Sunday, 26 February 2012

Ringing Outing and Sunday Walk

Yesterday, we went on a ringing outing with some ringing friends. We went to three churches between Woolpit and Bury St Edmunds. This is about an hours drive down the A14 from Woodbridge, so we had to make an early start!

The first port of call was Bardwell, a newly restored ring of six bells now augmented to eight bells. We had a practice session with some of their new learners here, before going on to the next tower...

Ixworth, also with eight bells.We rang a quarter of Cambridge Surprise Major here....then went on to:

Hopton, another ring of eight bells recently restored. A quarter peal of Yorkshire Surprise Major was rung here. We had lunch at the Mill Inn, Hopton (very large portions!) before returning to Bardwell to ring a quarter peal of Superlative Surprise Major.

Just to show you what actually makes the are the mediaeval clappers from Bardwell bells. Usually when bells are restored, there is a lot of fund raising to do. Bellframes, headstocks, wheels and other fittings, new clappers and work to the tower structure all has to be carried out as well as paying for any new bells needed. But once installed, the bells should be an asset for many years to come. Thanks to Mike and Ruth for organising this day.

Today we went on our usual Sunday walk - we started at Parham airfield and walked to Great Glemham church and then walked back to the airfield. The airfield is a relic of WW2 when East Anglia had many such airfields. Parham has a small museum in its control tower. The rest of the airfield is now turned over to small businesses and agriculture, but unusually, the runway has not been dug up but remains in situ. The runway is locally popular as a place to introduce teenagers to driving - we had three or four parent/child pairs driving slowly up and down, stalling, bunny hopping, revving the engine and generally mistreating the clutch...brought back memories...

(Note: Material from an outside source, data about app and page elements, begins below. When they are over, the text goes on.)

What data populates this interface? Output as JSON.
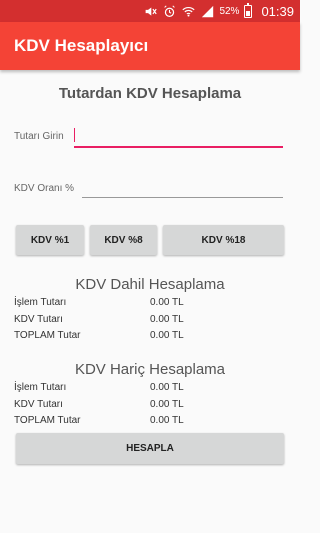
{
  "status_bar": {
    "battery": "52%",
    "time": "01:39",
    "icons": [
      "mute-icon",
      "alarm-icon",
      "wifi-icon",
      "signal-icon",
      "battery-icon"
    ]
  },
  "app_bar": {
    "title": "KDV Hesaplayıcı"
  },
  "main": {
    "heading": "Tutardan KDV Hesaplama",
    "amount_label": "Tutarı Girin",
    "amount_value": "",
    "rate_label": "KDV Oranı %",
    "rate_value": "",
    "buttons": {
      "kdv1": "KDV %1",
      "kdv8": "KDV %8",
      "kdv18": "KDV %18",
      "calculate": "HESAPLA"
    }
  },
  "dahil": {
    "title": "KDV Dahil Hesaplama",
    "rows": [
      {
        "label": "İşlem Tutarı",
        "value": "0.00 TL"
      },
      {
        "label": "KDV Tutarı",
        "value": "0.00 TL"
      },
      {
        "label": "TOPLAM Tutar",
        "value": "0.00 TL"
      }
    ]
  },
  "haric": {
    "title": "KDV Hariç Hesaplama",
    "rows": [
      {
        "label": "İşlem Tutarı",
        "value": "0.00 TL"
      },
      {
        "label": "KDV Tutarı",
        "value": "0.00 TL"
      },
      {
        "label": "TOPLAM Tutar",
        "value": "0.00 TL"
      }
    ]
  },
  "colors": {
    "status_bar": "#d32f2f",
    "app_bar": "#f44336",
    "accent": "#e91e63",
    "button": "#d6d7d7"
  }
}
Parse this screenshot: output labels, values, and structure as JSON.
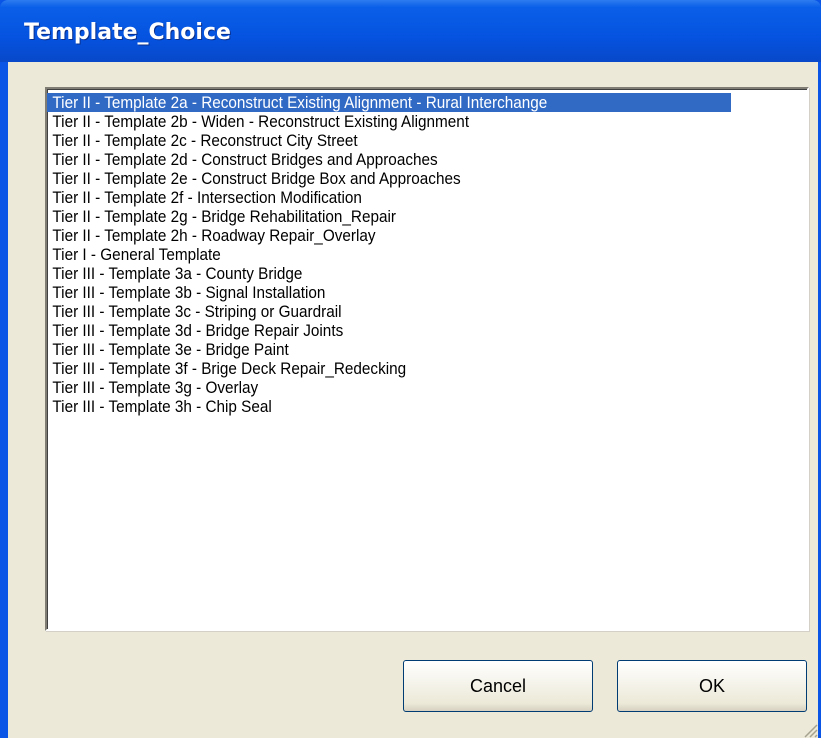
{
  "window": {
    "title": "Template_Choice"
  },
  "listbox": {
    "items": [
      {
        "label": "Tier II - Template 2a - Reconstruct Existing Alignment - Rural Interchange",
        "selected": true
      },
      {
        "label": "Tier II - Template 2b - Widen - Reconstruct Existing Alignment",
        "selected": false
      },
      {
        "label": "Tier II - Template 2c - Reconstruct City Street",
        "selected": false
      },
      {
        "label": "Tier II - Template 2d - Construct Bridges and Approaches",
        "selected": false
      },
      {
        "label": "Tier II - Template 2e - Construct Bridge Box and Approaches",
        "selected": false
      },
      {
        "label": "Tier II - Template 2f  - Intersection Modification",
        "selected": false
      },
      {
        "label": "Tier II - Template 2g - Bridge Rehabilitation_Repair",
        "selected": false
      },
      {
        "label": "Tier II - Template 2h - Roadway Repair_Overlay",
        "selected": false
      },
      {
        "label": "Tier I - General Template",
        "selected": false
      },
      {
        "label": "Tier III - Template 3a - County Bridge",
        "selected": false
      },
      {
        "label": "Tier III - Template 3b - Signal Installation",
        "selected": false
      },
      {
        "label": "Tier III - Template 3c - Striping or Guardrail",
        "selected": false
      },
      {
        "label": "Tier III - Template 3d - Bridge Repair Joints",
        "selected": false
      },
      {
        "label": "Tier III - Template 3e - Bridge Paint",
        "selected": false
      },
      {
        "label": "Tier III - Template 3f - Brige Deck Repair_Redecking",
        "selected": false
      },
      {
        "label": "Tier III - Template 3g - Overlay",
        "selected": false
      },
      {
        "label": "Tier III - Template 3h - Chip Seal",
        "selected": false
      }
    ]
  },
  "buttons": {
    "cancel_label": "Cancel",
    "ok_label": "OK"
  },
  "colors": {
    "titlebar": "#0553e0",
    "selection": "#316ac5",
    "dialog_background": "#ece9d8"
  }
}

As the walk had not taken very long we went on to Aldeburgh, a local seaside town - all the traffic was heading out of town, weekenders going back to London? Here is the view from the top of Town Steps towards the sea...
And a view along the seafront. The weather here has been once again exceptionally mild after our cold snap - and very dry - the authorities are predicting a water shortage next summer. East Anglia is traditionally a dry area, but we rely on the winter rains to replenish reservoirs and aquifers.


  1. Thank you so much for sharing your photos, it's a lovely glimpse into the small towns of England, and they all look so romantic and pretty. Really enjoying your blog, thank you :-)

  2. Why do pictures of English towns always look so acquainted to me? I really don't know...maybe I was there in a former knows! Thank you for posting the pictures!